As the others said, those machines usually provide change, but I'd like to add something else: In Germany at least, there are many public restrooms without a machine but with an attendant who will expect a tip. € 0.50 would usually be appropriate in those places. Asking for change in those places might be kind of awkward because you would usually just drop the coin on a little plate as you leave the bathroom.

/personal rant/

That said, I personally hate this tradition of having to pay for using a restroom, but of course I can't take it out on the attendants who often have very bad contracts (false self-employment).

Restaurants are legally required to provide restrooms for their customers anyway, and I personally think big stores where I just spent a lot of money should also offer that for free, and employ those attendants in a decent way.

/end of personal rant/

Posted by
8889 posts

Yes, in Germany 30 or 50 Eurocents. This is often a dish to put the coins, so if you only have €1 or €2 coins, you can take back change.
A restaurant must have toilets for customers, but they are not obliged to provide one for non-customers.

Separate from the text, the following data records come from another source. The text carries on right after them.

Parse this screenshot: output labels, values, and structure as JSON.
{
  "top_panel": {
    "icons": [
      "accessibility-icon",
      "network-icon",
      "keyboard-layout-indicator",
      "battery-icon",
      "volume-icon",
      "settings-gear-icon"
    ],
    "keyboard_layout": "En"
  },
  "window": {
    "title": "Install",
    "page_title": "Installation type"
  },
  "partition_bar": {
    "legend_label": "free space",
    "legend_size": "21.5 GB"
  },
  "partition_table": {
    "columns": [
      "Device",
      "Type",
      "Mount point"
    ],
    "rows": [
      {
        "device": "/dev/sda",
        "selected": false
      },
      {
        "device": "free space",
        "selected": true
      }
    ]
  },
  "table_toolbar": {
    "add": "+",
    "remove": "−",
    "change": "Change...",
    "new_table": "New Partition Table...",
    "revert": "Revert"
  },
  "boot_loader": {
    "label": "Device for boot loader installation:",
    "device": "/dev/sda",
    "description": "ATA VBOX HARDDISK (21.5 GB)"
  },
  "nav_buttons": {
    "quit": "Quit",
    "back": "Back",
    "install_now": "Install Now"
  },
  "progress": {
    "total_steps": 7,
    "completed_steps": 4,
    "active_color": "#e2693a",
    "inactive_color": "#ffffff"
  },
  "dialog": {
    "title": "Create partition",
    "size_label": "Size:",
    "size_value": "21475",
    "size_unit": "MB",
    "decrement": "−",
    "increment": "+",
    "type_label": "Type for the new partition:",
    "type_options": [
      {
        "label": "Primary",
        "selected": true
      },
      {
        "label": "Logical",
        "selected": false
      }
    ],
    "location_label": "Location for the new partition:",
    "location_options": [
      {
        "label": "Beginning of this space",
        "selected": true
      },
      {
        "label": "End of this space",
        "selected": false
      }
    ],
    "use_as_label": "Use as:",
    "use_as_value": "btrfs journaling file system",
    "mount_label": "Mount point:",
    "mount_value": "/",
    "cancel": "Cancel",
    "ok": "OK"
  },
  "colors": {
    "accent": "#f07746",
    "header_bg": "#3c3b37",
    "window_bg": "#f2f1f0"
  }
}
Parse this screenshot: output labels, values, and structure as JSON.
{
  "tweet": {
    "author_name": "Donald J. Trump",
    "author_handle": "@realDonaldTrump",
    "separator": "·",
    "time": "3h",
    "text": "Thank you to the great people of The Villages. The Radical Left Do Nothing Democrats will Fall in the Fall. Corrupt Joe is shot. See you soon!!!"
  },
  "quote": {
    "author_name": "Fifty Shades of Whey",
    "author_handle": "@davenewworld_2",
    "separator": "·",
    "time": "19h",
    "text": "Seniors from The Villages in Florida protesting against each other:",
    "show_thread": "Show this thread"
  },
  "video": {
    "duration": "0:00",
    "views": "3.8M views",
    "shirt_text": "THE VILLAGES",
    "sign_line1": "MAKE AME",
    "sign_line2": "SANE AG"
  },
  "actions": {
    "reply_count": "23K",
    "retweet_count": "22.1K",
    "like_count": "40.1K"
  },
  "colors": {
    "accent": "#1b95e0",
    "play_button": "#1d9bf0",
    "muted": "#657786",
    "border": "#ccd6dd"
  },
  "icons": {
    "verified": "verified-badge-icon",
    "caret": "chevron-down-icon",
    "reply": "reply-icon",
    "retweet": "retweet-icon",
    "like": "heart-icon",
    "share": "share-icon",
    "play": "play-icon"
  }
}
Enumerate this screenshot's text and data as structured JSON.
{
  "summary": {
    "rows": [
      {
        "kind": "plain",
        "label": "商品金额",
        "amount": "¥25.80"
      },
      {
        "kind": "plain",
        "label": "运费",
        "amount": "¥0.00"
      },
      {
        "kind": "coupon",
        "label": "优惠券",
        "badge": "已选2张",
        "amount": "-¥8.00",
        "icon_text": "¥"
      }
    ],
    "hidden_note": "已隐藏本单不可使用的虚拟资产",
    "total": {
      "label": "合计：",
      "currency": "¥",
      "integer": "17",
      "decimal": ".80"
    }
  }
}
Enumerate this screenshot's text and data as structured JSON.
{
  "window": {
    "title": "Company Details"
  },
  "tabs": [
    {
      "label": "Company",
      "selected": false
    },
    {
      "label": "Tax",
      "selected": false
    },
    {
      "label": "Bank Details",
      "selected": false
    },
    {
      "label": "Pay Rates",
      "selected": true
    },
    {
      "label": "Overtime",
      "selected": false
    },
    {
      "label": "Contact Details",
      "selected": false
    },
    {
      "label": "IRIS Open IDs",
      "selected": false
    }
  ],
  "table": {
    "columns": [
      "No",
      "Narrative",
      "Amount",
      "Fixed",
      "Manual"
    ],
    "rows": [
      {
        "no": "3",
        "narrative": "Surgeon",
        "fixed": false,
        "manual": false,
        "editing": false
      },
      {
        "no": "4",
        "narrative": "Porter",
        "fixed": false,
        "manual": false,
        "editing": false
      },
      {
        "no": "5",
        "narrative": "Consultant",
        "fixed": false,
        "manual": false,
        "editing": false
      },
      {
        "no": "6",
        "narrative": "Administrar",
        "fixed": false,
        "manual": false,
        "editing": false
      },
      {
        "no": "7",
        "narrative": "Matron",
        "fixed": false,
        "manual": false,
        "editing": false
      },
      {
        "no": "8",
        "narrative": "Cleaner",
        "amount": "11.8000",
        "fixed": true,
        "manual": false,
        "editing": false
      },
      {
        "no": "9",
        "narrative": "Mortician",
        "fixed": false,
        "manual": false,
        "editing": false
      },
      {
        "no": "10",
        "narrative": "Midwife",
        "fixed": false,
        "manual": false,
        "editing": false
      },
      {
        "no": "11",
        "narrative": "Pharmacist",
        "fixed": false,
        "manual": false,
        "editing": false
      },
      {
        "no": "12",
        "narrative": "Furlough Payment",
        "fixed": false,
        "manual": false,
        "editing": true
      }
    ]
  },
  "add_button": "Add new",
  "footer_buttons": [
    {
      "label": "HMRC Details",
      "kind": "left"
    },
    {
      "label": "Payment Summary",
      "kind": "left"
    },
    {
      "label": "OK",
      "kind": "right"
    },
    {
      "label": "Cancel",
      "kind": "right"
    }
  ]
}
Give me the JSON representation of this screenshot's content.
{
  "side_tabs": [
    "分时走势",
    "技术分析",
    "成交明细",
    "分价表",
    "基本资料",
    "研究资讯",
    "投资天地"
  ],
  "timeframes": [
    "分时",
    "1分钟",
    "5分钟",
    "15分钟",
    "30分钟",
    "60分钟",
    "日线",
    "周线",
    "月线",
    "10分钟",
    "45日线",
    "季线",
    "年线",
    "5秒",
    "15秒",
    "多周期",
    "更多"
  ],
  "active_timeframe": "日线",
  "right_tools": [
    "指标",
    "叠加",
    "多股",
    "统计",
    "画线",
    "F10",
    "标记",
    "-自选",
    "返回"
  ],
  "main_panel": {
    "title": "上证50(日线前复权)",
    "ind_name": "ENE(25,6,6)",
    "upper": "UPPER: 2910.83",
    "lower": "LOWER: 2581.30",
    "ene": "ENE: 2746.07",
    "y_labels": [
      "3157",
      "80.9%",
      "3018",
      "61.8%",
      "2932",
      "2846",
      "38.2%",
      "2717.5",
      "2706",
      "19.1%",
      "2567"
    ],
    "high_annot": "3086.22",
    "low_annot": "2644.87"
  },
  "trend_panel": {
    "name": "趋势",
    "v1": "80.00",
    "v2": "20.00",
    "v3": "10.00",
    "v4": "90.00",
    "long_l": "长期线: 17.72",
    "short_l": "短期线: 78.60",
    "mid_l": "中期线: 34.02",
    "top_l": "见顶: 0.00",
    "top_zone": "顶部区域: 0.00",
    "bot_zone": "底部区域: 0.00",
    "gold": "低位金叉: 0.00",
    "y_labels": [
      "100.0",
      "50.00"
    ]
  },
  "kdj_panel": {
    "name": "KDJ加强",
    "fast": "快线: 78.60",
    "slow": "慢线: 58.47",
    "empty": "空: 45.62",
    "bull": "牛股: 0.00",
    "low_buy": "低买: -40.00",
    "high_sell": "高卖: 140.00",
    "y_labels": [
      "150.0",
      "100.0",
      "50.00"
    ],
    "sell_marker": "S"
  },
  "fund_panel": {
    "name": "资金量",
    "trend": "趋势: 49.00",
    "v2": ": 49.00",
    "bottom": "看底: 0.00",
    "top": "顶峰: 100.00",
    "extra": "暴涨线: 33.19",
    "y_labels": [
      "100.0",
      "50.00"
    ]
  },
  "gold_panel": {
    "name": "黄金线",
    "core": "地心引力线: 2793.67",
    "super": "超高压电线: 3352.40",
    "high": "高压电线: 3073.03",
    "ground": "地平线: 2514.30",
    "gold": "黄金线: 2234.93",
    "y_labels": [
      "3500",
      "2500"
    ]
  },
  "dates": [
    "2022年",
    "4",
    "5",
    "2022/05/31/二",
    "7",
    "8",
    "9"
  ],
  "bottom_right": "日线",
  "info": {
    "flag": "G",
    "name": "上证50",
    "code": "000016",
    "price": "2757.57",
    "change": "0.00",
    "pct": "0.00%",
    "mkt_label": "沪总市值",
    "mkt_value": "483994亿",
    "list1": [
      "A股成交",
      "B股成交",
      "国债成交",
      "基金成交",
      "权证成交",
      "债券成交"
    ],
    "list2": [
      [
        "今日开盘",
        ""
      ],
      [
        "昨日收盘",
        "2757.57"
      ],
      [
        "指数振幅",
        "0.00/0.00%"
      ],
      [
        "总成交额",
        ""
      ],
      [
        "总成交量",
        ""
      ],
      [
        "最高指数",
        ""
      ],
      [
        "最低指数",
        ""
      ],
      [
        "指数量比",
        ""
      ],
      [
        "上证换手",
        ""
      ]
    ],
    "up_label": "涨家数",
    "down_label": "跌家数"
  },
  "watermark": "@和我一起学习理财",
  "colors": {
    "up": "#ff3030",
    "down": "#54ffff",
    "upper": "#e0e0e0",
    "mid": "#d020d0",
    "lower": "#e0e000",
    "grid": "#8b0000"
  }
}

Many have signs "nur für Kunde" (customers only). In fast food and counter service places there is sometimes a numeric keypad to enter in order to open the door, and you have to go to the cash desk to ask for the number.
If a department store has a restaurant of café (common, often on the top floor) then it will have a toilet. Useful to know in you are in a city centre, but still expect to pay 30-50 Eurocents.
Swiss railway stations have very upmarket toilets. CHF 1.50 for a "pissoir" (that is the word it says on them), CHF 2.50 for the full deal. Showers are also available.

That said, I personally hate this tradition of having to pay for using a restroom. . . .

That comment rubs me up the wrong. Why do US-Americans object to paying for a service when they are not customers, but insist on bribing the staff of a restaurant to provide them with preferential service when they are customers and are already paying for everything in the bill (aka tipping).

Posted by
663 posts

@Chris F: I am not American, I am German. (Just added my location to my profile, sorry it wasn't there before.)

That said, I do also prefer a system where the restaurant staff gets paid fairly and does not have to rely on tips for their income, but that is another issue.

And I am not talking about free restroom use in places where you are not a customer. That, obviously, is not anything one can expect in all fairness. I was explicitly talking about restaurants or stores where you have already spent a considerable amount of money.

Posted by
12139 posts

I am in Germany now (Berlin for two weeks at the Pension) after two weeks in Vienna. The WC have been taken over by Sanifare at train stations, cost one Euro to go through the turnstile. In Vienna the cost was 50 cents to do that. No more Klofrauen and dishes to put the amount in , be it one Euro or 50cents. Not correct... You don't need exact change either, drop in a 2 Euro coin, the change is there.

Posted by
12139 posts

In Austria the WC for men will say "Pissoir" (considered vulgar en francais) to indicate urinals....saw several examples of that usage. Not so in Germany for the men WC.